1940 - 1943Sanger studies for a doctorate at Cambridge UniversitySangerCambridge University
1944Sanger starts working on amino acid composition of insulinSangerCambridge University
1955Sanger completes the full sequence of amino acids in insulinSangerCambridge University
1957Victor Ingram breaks the genetic code behind sickle-cell anaemia using Sanger's sequencing techniqueIngram, SangerCambridge University
1958Sanger awarded his first Nobel Prize in ChemistrySangerCambridge University
1960Sanger begins to devise ways to sequence nucleic acids, starting with RNASangerCambridge University
1962Sanger moves to the newly created Laboratory of Molecular Biology in CambridgeSangerLaboratory of Molecular Biololgy
1963Cesar Milstein returns to Cambridge and begins researching the structure and diversity of antibodiesMilstein, SangerLaboratory of Molecular Biology
1965Sanger and colleagues publish two-dimension partition sequencing methodSanger, Brownlee, BarrellLaboratory of Molecular Biology
1975Sanger and Coulson publish their plus minus method for DNA sequencingSanger, CoulsonLaboratory of Molecular Biology
1977Complete sequence of bacteriophage phi X174 DNA determinedSangerLaboratory of Molecular Biology
February 1977Two different DNA sequencing methods published that allow for the rapid sequencing of long stretches of DNASanger, Maxam, GilbertHarvard University, Laboratory of Molecular Biology
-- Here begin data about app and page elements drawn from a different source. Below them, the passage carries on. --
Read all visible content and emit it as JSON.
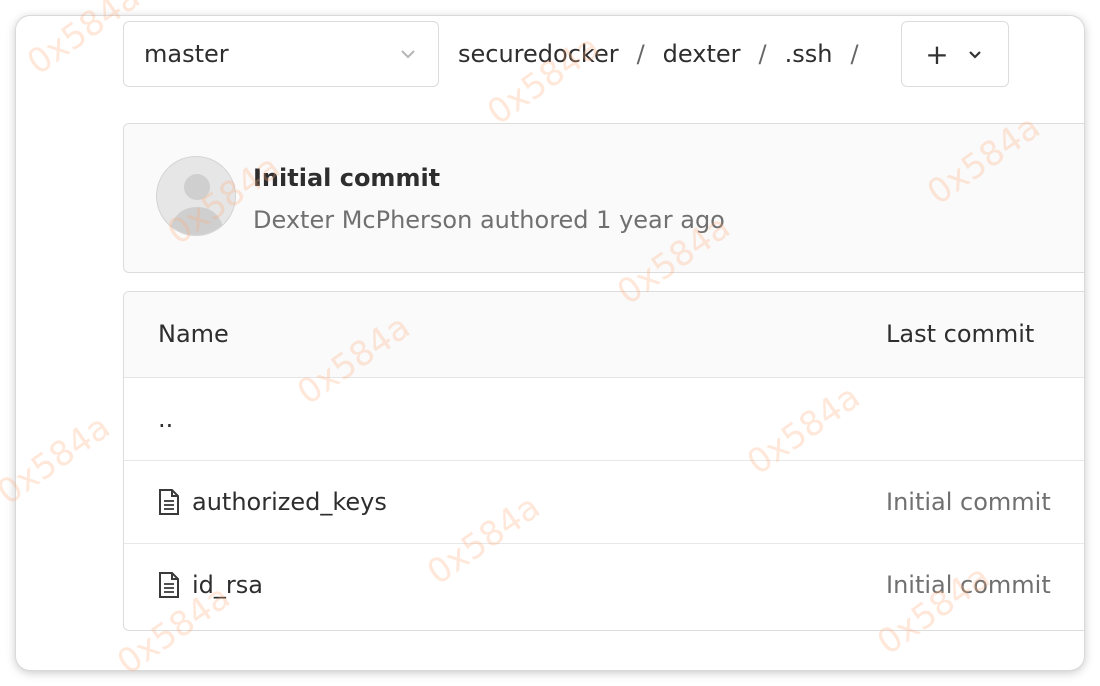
{
  "repo": {
    "branch_selector": {
      "selected": "master"
    },
    "breadcrumb": [
      "securedocker",
      "dexter",
      ".ssh"
    ],
    "breadcrumb_separator": "/",
    "add_button": {
      "label": "+"
    }
  },
  "last_commit": {
    "title": "Initial commit",
    "author": "Dexter McPherson",
    "action": "authored",
    "time": "1 year ago"
  },
  "file_table": {
    "headers": {
      "name": "Name",
      "last_commit": "Last commit"
    },
    "parent_dir": "..",
    "files": [
      {
        "name": "authorized_keys",
        "last_commit": "Initial commit",
        "icon": "file-icon"
      },
      {
        "name": "id_rsa",
        "last_commit": "Initial commit",
        "icon": "file-icon"
      }
    ]
  },
  "watermark": {
    "text": "0x584a"
  }
}
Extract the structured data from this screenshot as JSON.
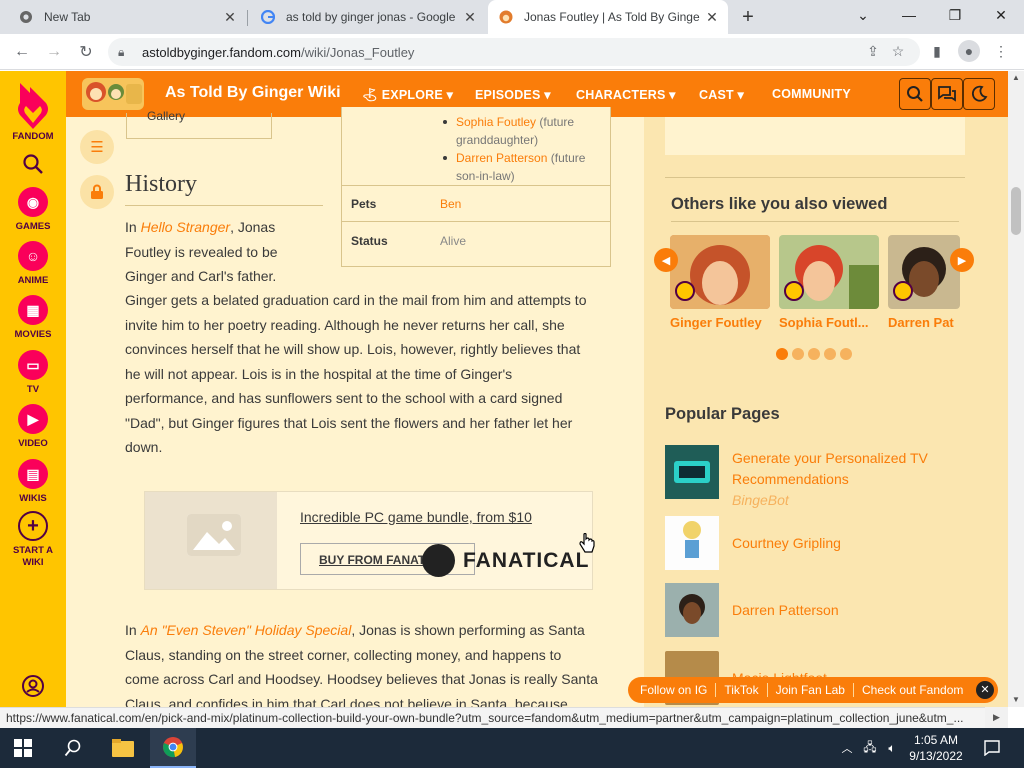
{
  "browser": {
    "tabs": [
      {
        "title": "New Tab",
        "active": false
      },
      {
        "title": "as told by ginger jonas - Google",
        "active": false
      },
      {
        "title": "Jonas Foutley | As Told By Ginger",
        "active": true
      }
    ],
    "new_tab": "+",
    "address": {
      "domain": "astoldbyginger.fandom.com",
      "path": "/wiki/Jonas_Foutley"
    },
    "status_url": "https://www.fanatical.com/en/pick-and-mix/platinum-collection-build-your-own-bundle?utm_source=fandom&utm_medium=partner&utm_campaign=platinum_collection_june&utm_..."
  },
  "fandom_sidebar": {
    "brand": "FANDOM",
    "items": [
      {
        "label": "GAMES",
        "icon": "gamepad-icon"
      },
      {
        "label": "ANIME",
        "icon": "anime-icon"
      },
      {
        "label": "MOVIES",
        "icon": "clapperboard-icon"
      },
      {
        "label": "TV",
        "icon": "tv-icon"
      },
      {
        "label": "VIDEO",
        "icon": "play-icon"
      },
      {
        "label": "WIKIS",
        "icon": "book-icon"
      },
      {
        "label": "START A WIKI",
        "icon": "plus-circle-icon"
      }
    ]
  },
  "wiki_header": {
    "title": "As Told By Ginger Wiki",
    "nav": [
      "EXPLORE",
      "EPISODES",
      "CHARACTERS",
      "CAST",
      "COMMUNITY"
    ]
  },
  "article": {
    "toc_fragment": "Gallery",
    "heading": "History",
    "infobox": {
      "relatives": [
        {
          "name": "Sophia Foutley",
          "note": "(future granddaughter)"
        },
        {
          "name": "Darren Patterson",
          "note": "(future son-in-law)"
        }
      ],
      "rows": [
        {
          "key": "Pets",
          "value": "Ben",
          "link": true
        },
        {
          "key": "Status",
          "value": "Alive",
          "link": false
        }
      ]
    },
    "p1_prefix": "In",
    "p1_link": "Hello Stranger",
    "p1_line1": ", Jonas",
    "p1_line2": "Foutley is revealed to be",
    "p1_line3": "Ginger and Carl's father.",
    "p2_lines": [
      "Ginger gets a belated graduation card in the mail from him and attempts to",
      "invite him to her poetry reading. Although he never returns her call, she",
      "convinces herself that he will show up. Lois, however, rightly believes that",
      "he will not appear. Lois is in the hospital at the time of Ginger's",
      "performance, and has sunflowers sent to the school with a card signed",
      "\"Dad\", but Ginger figures that Lois sent the flowers and her father let her",
      "down."
    ],
    "p3_prefix": "In",
    "p3_link": "An \"Even Steven\" Holiday Special",
    "p3_line1": ", Jonas is shown performing as Santa",
    "p3_lines": [
      "Claus, standing on the street corner, collecting money, and happens to",
      "come across Carl and Hoodsey. Hoodsey believes that Jonas is really Santa",
      "Claus, and confides in him that Carl does not believe in Santa, because"
    ]
  },
  "ad": {
    "link": "Incredible PC game bundle, from $10",
    "button": "BUY FROM FANATICAL",
    "brand": "FANATICAL"
  },
  "rail": {
    "others_title": "Others like you also viewed",
    "cards": [
      "Ginger Foutley",
      "Sophia Foutl...",
      "Darren Pat"
    ],
    "popular_title": "Popular Pages",
    "popular": [
      {
        "title_line1": "Generate your Personalized TV",
        "title_line2": "Recommendations",
        "sub": "BingeBot"
      },
      {
        "title_line1": "Courtney Gripling"
      },
      {
        "title_line1": "Darren Patterson"
      },
      {
        "title_line1": "Macie Lightfoot"
      }
    ]
  },
  "footer_bar": [
    "Follow on IG",
    "TikTok",
    "Join Fan Lab",
    "Check out Fandom"
  ],
  "taskbar": {
    "time": "1:05 AM",
    "date": "9/13/2022"
  },
  "colors": {
    "fandom_orange": "#fa7d0a",
    "fandom_yellow": "#ffc500",
    "page_bg": "#fbe6b0"
  }
}
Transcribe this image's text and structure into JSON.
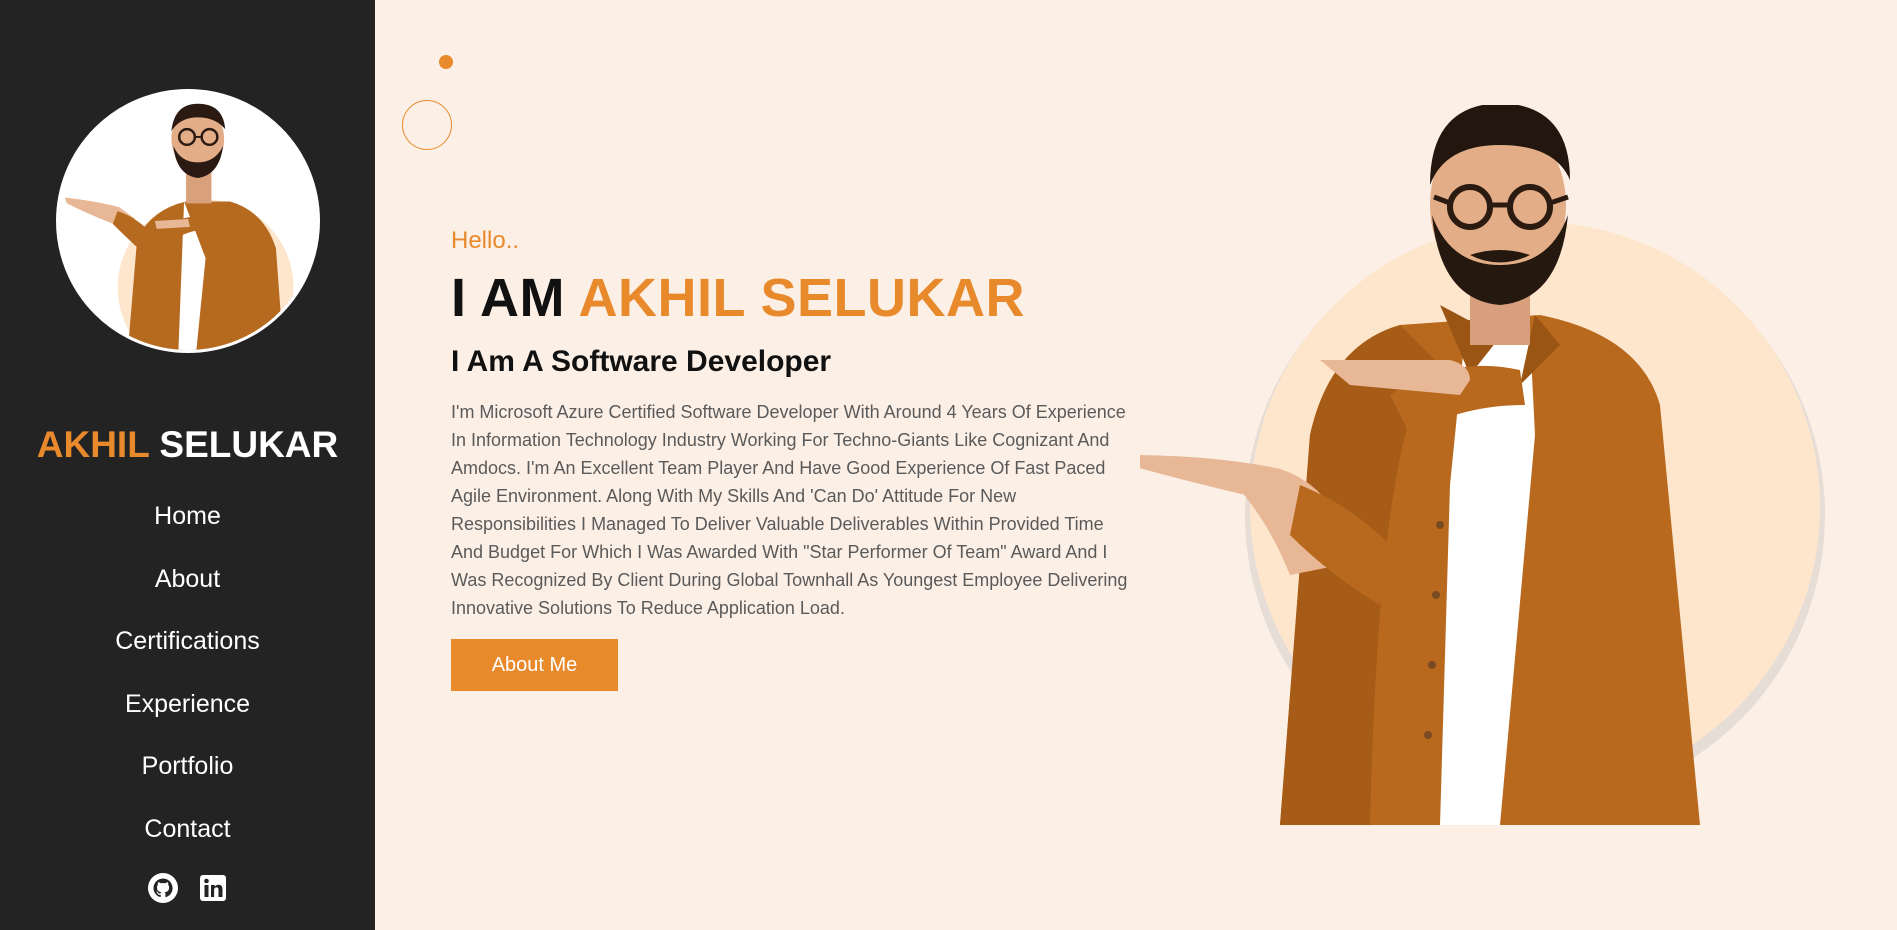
{
  "sidebar": {
    "brand": {
      "first": "AKHIL",
      "last": "SELUKAR"
    },
    "nav": [
      {
        "label": "Home"
      },
      {
        "label": "About"
      },
      {
        "label": "Certifications"
      },
      {
        "label": "Experience"
      },
      {
        "label": "Portfolio"
      },
      {
        "label": "Contact"
      }
    ],
    "socials": [
      {
        "icon": "github-icon"
      },
      {
        "icon": "linkedin-icon"
      }
    ]
  },
  "hero": {
    "greeting": "Hello..",
    "headline_prefix": "I AM",
    "headline_name": "AKHIL SELUKAR",
    "role": "I Am A Software Developer",
    "bio": "I'm Microsoft Azure Certified Software Developer With Around 4 Years Of Experience In Information Technology Industry Working For Techno-Giants Like Cognizant And Amdocs. I'm An Excellent Team Player And Have Good Experience Of Fast Paced Agile Environment. Along With My Skills And 'Can Do' Attitude For New Responsibilities I Managed To Deliver Valuable Deliverables Within Provided Time And Budget For Which I Was Awarded With \"Star Performer Of Team\" Award And I Was Recognized By Client During Global Townhall As Youngest Employee Delivering Innovative Solutions To Reduce Application Load.",
    "cta_label": "About Me"
  },
  "colors": {
    "accent": "#e8892c",
    "sidebar_bg": "#232323",
    "page_bg": "#fcf0e6"
  }
}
1980Sanger awarded his second Nobel Prize in ChemistrySanger, GilbertHarvard University, Laboratory of Molecular Biology
1983Sanger retiresSanger
November 2013Sanger, the inventor of DNA sequencing, died at the age of 95Sanger

Website design by Silico Research the creative minds behind BioPartnering.

Follow us to keep up with all the new content about the world of biotechnology.